* **Aim of the task**
Print the data once more, exactly as supplied.

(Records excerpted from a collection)
--------------------

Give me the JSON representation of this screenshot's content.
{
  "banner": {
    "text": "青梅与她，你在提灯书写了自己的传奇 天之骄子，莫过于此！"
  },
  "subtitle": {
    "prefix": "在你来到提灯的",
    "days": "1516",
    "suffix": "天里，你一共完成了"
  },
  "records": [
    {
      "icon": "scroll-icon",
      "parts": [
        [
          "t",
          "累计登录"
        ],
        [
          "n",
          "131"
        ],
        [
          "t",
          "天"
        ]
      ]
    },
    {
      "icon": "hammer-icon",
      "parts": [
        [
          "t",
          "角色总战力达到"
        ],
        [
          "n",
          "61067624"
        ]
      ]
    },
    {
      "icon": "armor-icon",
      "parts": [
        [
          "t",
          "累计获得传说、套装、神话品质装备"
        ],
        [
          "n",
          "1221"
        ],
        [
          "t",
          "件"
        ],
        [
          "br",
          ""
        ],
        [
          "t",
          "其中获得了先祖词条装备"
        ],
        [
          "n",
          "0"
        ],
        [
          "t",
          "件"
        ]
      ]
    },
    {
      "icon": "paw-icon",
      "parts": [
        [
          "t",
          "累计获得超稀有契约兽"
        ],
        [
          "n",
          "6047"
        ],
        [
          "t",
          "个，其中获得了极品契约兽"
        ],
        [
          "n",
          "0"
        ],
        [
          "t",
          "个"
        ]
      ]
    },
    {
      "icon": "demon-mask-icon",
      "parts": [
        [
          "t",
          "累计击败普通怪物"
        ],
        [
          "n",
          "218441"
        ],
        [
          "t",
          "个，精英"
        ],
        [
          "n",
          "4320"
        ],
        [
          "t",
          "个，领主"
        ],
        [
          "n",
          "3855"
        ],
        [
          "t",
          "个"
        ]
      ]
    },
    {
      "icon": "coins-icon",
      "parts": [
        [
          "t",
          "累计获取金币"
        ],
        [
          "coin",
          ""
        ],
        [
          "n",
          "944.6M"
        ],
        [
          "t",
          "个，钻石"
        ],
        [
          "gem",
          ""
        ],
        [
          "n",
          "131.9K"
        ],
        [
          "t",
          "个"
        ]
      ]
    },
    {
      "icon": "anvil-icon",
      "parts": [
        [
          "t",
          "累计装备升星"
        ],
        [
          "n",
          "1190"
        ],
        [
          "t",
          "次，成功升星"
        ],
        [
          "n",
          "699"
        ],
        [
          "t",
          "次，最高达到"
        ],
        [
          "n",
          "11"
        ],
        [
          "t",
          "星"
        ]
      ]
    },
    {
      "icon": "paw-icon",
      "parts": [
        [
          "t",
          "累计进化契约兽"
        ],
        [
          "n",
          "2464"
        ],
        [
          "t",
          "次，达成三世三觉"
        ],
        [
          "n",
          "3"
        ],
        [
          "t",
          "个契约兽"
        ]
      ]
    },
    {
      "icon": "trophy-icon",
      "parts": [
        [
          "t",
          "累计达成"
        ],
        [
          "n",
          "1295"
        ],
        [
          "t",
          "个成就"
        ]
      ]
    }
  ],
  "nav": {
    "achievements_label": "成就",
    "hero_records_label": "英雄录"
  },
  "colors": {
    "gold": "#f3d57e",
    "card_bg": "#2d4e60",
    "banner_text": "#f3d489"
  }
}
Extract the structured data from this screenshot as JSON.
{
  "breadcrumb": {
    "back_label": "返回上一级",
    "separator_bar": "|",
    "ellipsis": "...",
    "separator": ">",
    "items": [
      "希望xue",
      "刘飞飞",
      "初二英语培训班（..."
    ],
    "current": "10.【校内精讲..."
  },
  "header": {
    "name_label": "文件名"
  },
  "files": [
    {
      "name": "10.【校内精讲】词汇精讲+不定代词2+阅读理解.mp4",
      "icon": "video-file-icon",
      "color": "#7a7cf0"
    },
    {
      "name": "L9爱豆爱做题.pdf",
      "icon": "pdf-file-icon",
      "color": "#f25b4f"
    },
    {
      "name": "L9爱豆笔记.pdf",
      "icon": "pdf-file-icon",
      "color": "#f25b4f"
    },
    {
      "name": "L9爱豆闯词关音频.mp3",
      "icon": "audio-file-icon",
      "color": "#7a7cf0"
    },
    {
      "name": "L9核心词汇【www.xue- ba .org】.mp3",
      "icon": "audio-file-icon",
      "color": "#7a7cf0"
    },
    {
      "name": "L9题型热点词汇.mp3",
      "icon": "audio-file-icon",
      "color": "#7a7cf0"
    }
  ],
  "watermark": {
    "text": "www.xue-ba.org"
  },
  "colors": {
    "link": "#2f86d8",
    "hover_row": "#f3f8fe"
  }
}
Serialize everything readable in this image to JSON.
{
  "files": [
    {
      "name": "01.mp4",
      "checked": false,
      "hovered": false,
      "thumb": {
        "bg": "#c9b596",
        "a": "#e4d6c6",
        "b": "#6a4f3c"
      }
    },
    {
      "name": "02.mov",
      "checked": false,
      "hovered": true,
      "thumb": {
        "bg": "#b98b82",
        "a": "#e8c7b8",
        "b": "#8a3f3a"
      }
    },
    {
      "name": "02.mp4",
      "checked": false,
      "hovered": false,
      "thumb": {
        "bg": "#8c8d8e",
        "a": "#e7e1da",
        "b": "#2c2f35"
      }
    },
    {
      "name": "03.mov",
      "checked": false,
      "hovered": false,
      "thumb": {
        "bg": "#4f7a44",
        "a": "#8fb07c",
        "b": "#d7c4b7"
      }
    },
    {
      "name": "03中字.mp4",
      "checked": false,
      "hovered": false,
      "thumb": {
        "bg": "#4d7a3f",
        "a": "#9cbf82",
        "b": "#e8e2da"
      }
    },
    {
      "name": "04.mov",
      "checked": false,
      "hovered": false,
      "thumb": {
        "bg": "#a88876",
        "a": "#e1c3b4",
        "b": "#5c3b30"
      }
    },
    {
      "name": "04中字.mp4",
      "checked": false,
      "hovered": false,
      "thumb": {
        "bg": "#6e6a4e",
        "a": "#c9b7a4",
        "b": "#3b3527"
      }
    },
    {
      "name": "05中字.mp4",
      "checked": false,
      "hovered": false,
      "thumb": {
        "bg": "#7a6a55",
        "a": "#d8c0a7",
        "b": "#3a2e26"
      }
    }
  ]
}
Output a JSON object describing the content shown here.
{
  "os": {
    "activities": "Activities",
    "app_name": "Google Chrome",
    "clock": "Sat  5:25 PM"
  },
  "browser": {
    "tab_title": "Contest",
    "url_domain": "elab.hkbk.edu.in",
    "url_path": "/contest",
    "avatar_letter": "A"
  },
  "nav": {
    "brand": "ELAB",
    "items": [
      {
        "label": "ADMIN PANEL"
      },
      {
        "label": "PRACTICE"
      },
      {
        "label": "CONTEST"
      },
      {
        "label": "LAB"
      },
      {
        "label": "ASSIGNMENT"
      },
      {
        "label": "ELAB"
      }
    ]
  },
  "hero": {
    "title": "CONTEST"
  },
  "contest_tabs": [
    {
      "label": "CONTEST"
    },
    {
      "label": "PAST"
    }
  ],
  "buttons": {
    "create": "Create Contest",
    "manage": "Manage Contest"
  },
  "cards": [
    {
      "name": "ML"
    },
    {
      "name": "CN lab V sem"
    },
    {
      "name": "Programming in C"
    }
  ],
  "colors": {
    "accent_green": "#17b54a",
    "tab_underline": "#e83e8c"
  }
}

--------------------

* **Final answer**
Give me the JSON representation of this screenshot's content.
{
  "banner": {
    "text": "青梅与她，你在提灯书写了自己的传奇 天之骄子，莫过于此！"
  },
  "subtitle": {
    "prefix": "在你来到提灯的",
    "days": "1516",
    "suffix": "天里，你一共完成了"
  },
  "records": [
    {
      "icon": "scroll-icon",
      "parts": [
        [
          "t",
          "累计登录"
        ],
        [
          "n",
          "131"
        ],
        [
          "t",
          "天"
        ]
      ]
    },
    {
      "icon": "hammer-icon",
      "parts": [
        [
          "t",
          "角色总战力达到"
        ],
        [
          "n",
          "61067624"
        ]
      ]
    },
    {
      "icon": "armor-icon",
      "parts": [
        [
          "t",
          "累计获得传说、套装、神话品质装备"
        ],
        [
          "n",
          "1221"
        ],
        [
          "t",
          "件"
        ],
        [
          "br",
          ""
        ],
        [
          "t",
          "其中获得了先祖词条装备"
        ],
        [
          "n",
          "0"
        ],
        [
          "t",
          "件"
        ]
      ]
    },
    {
      "icon": "paw-icon",
      "parts": [
        [
          "t",
          "累计获得超稀有契约兽"
        ],
        [
          "n",
          "6047"
        ],
        [
          "t",
          "个，其中获得了极品契约兽"
        ],
        [
          "n",
          "0"
        ],
        [
          "t",
          "个"
        ]
      ]
    },
    {
      "icon": "demon-mask-icon",
      "parts": [
        [
          "t",
          "累计击败普通怪物"
        ],
        [
          "n",
          "218441"
        ],
        [
          "t",
          "个，精英"
        ],
        [
          "n",
          "4320"
        ],
        [
          "t",
          "个，领主"
        ],
        [
          "n",
          "3855"
        ],
        [
          "t",
          "个"
        ]
      ]
    },
    {
      "icon": "coins-icon",
      "parts": [
        [
          "t",
          "累计获取金币"
        ],
        [
          "coin",
          ""
        ],
        [
          "n",
          "944.6M"
        ],
        [
          "t",
          "个，钻石"
        ],
        [
          "gem",
          ""
        ],
        [
          "n",
          "131.9K"
        ],
        [
          "t",
          "个"
        ]
      ]
    },
    {
      "icon": "anvil-icon",
      "parts": [
        [
          "t",
          "累计装备升星"
        ],
        [
          "n",
          "1190"
        ],
        [
          "t",
          "次，成功升星"
        ],
        [
          "n",
          "699"
        ],
        [
          "t",
          "次，最高达到"
        ],
        [
          "n",
          "11"
        ],
        [
          "t",
          "星"
        ]
      ]
    },
    {
      "icon": "paw-icon",
      "parts": [
        [
          "t",
          "累计进化契约兽"
        ],
        [
          "n",
          "2464"
        ],
        [
          "t",
          "次，达成三世三觉"
        ],
        [
          "n",
          "3"
        ],
        [
          "t",
          "个契约兽"
        ]
      ]
    },
    {
      "icon": "trophy-icon",
      "parts": [
        [
          "t",
          "累计达成"
        ],
        [
          "n",
          "1295"
        ],
        [
          "t",
          "个成就"
        ]
      ]
    }
  ],
  "nav": {
    "achievements_label": "成就",
    "hero_records_label": "英雄录"
  },
  "colors": {
    "gold": "#f3d57e",
    "card_bg": "#2d4e60",
    "banner_text": "#f3d489"
  }
}
Extract the structured data from this screenshot as JSON.
{
  "breadcrumb": {
    "back_label": "返回上一级",
    "separator_bar": "|",
    "ellipsis": "...",
    "separator": ">",
    "items": [
      "希望xue",
      "刘飞飞",
      "初二英语培训班（..."
    ],
    "current": "10.【校内精讲..."
  },
  "header": {
    "name_label": "文件名"
  },
  "files": [
    {
      "name": "10.【校内精讲】词汇精讲+不定代词2+阅读理解.mp4",
      "icon": "video-file-icon",
      "color": "#7a7cf0"
    },
    {
      "name": "L9爱豆爱做题.pdf",
      "icon": "pdf-file-icon",
      "color": "#f25b4f"
    },
    {
      "name": "L9爱豆笔记.pdf",
      "icon": "pdf-file-icon",
      "color": "#f25b4f"
    },
    {
      "name": "L9爱豆闯词关音频.mp3",
      "icon": "audio-file-icon",
      "color": "#7a7cf0"
    },
    {
      "name": "L9核心词汇【www.xue- ba .org】.mp3",
      "icon": "audio-file-icon",
      "color": "#7a7cf0"
    },
    {
      "name": "L9题型热点词汇.mp3",
      "icon": "audio-file-icon",
      "color": "#7a7cf0"
    }
  ],
  "watermark": {
    "text": "www.xue-ba.org"
  },
  "colors": {
    "link": "#2f86d8",
    "hover_row": "#f3f8fe"
  }
}
Serialize everything readable in this image to JSON.
{
  "files": [
    {
      "name": "01.mp4",
      "checked": false,
      "hovered": false,
      "thumb": {
        "bg": "#c9b596",
        "a": "#e4d6c6",
        "b": "#6a4f3c"
      }
    },
    {
      "name": "02.mov",
      "checked": false,
      "hovered": true,
      "thumb": {
        "bg": "#b98b82",
        "a": "#e8c7b8",
        "b": "#8a3f3a"
      }
    },
    {
      "name": "02.mp4",
      "checked": false,
      "hovered": false,
      "thumb": {
        "bg": "#8c8d8e",
        "a": "#e7e1da",
        "b": "#2c2f35"
      }
    },
    {
      "name": "03.mov",
      "checked": false,
      "hovered": false,
      "thumb": {
        "bg": "#4f7a44",
        "a": "#8fb07c",
        "b": "#d7c4b7"
      }
    },
    {
      "name": "03中字.mp4",
      "checked": false,
      "hovered": false,
      "thumb": {
        "bg": "#4d7a3f",
        "a": "#9cbf82",
        "b": "#e8e2da"
      }
    },
    {
      "name": "04.mov",
      "checked": false,
      "hovered": false,
      "thumb": {
        "bg": "#a88876",
        "a": "#e1c3b4",
        "b": "#5c3b30"
      }
    },
    {
      "name": "04中字.mp4",
      "checked": false,
      "hovered": false,
      "thumb": {
        "bg": "#6e6a4e",
        "a": "#c9b7a4",
        "b": "#3b3527"
      }
    },
    {
      "name": "05中字.mp4",
      "checked": false,
      "hovered": false,
      "thumb": {
        "bg": "#7a6a55",
        "a": "#d8c0a7",
        "b": "#3a2e26"
      }
    }
  ]
}
Output a JSON object describing the content shown here.
{
  "os": {
    "activities": "Activities",
    "app_name": "Google Chrome",
    "clock": "Sat  5:25 PM"
  },
  "browser": {
    "tab_title": "Contest",
    "url_domain": "elab.hkbk.edu.in",
    "url_path": "/contest",
    "avatar_letter": "A"
  },
  "nav": {
    "brand": "ELAB",
    "items": [
      {
        "label": "ADMIN PANEL"
      },
      {
        "label": "PRACTICE"
      },
      {
        "label": "CONTEST"
      },
      {
        "label": "LAB"
      },
      {
        "label": "ASSIGNMENT"
      },
      {
        "label": "ELAB"
      }
    ]
  },
  "hero": {
    "title": "CONTEST"
  },
  "contest_tabs": [
    {
      "label": "CONTEST"
    },
    {
      "label": "PAST"
    }
  ],
  "buttons": {
    "create": "Create Contest",
    "manage": "Manage Contest"
  },
  "cards": [
    {
      "name": "ML"
    },
    {
      "name": "CN lab V sem"
    },
    {
      "name": "Programming in C"
    }
  ],
  "colors": {
    "accent_green": "#17b54a",
    "tab_underline": "#e83e8c"
  }
}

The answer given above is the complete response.